» **Work item**
When a line of the records below contains the string "your", copy that whole line.

» **Data about app and page elements**
********************

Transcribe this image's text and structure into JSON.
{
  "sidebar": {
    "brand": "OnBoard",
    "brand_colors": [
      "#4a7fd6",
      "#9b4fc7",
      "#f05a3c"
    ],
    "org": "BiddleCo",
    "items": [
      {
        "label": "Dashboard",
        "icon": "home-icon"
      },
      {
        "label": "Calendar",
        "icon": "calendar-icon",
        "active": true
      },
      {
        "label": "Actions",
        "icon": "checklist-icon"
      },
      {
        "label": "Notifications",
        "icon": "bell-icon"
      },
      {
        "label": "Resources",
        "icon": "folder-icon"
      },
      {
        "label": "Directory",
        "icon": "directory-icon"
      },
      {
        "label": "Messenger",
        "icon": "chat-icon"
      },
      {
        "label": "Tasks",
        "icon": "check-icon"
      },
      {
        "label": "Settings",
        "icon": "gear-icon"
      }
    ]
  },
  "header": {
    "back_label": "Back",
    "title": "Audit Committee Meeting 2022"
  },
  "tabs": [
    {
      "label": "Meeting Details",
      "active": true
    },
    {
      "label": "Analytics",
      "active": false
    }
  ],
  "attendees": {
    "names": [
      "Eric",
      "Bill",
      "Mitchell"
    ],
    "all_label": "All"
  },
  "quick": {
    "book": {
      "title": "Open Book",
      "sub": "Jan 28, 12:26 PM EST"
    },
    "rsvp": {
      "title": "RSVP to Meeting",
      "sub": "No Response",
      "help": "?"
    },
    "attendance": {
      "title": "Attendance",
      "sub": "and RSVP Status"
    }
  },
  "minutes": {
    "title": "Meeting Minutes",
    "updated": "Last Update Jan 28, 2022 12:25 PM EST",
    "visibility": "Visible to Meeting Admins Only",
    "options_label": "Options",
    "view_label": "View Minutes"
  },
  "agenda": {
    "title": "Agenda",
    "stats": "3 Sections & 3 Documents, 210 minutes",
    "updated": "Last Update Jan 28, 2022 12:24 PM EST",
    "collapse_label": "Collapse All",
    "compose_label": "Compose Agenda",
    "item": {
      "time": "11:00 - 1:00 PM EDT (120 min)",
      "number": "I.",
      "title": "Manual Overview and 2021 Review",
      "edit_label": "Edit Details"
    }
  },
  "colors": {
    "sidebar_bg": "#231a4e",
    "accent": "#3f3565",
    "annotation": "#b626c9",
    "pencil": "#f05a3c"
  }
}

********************

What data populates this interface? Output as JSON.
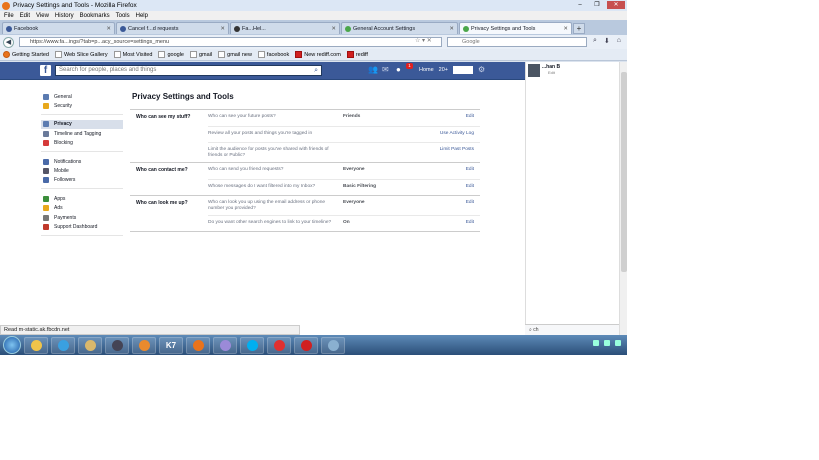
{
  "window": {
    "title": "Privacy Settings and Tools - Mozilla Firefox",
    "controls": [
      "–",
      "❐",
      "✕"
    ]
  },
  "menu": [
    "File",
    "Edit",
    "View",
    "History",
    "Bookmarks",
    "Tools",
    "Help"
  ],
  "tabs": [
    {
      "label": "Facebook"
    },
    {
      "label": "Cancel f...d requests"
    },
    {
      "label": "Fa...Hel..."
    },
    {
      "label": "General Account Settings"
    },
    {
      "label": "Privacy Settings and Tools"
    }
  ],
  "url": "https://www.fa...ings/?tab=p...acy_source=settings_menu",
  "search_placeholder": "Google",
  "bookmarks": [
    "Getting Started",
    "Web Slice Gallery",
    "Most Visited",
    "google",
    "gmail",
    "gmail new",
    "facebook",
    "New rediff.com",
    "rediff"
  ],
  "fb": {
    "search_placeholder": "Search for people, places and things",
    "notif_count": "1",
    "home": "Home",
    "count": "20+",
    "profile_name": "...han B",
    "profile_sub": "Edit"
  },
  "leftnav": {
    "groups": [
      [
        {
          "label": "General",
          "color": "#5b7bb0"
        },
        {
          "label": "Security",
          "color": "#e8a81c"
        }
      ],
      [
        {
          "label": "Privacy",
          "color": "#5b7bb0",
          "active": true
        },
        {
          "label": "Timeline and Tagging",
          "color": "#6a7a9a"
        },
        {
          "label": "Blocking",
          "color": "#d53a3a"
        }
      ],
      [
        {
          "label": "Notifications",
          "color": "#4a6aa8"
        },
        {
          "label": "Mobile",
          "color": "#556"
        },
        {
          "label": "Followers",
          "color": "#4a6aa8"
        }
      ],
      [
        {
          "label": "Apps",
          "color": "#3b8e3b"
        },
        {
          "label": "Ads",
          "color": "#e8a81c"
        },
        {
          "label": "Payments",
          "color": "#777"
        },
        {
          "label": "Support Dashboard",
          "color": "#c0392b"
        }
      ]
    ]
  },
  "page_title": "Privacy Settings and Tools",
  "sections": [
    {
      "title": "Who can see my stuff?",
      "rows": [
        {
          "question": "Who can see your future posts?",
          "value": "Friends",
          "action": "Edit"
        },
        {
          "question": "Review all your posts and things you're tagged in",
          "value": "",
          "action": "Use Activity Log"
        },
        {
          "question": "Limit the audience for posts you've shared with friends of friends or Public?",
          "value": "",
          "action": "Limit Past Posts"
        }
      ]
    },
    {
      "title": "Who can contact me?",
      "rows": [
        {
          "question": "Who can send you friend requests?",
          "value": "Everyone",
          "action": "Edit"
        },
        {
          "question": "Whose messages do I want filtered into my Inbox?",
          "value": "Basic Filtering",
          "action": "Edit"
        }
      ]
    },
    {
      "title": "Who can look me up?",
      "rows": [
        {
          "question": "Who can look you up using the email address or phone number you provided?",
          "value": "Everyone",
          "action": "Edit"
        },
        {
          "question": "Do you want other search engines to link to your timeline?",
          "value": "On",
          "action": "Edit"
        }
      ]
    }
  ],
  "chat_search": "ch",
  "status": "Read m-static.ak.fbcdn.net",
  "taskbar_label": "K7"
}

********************

» **Task output**
          "question": "Who can see your future posts?",
          "question": "Review all your posts and things you're tagged in",
          "question": "Do you want other search engines to link to your timeline?",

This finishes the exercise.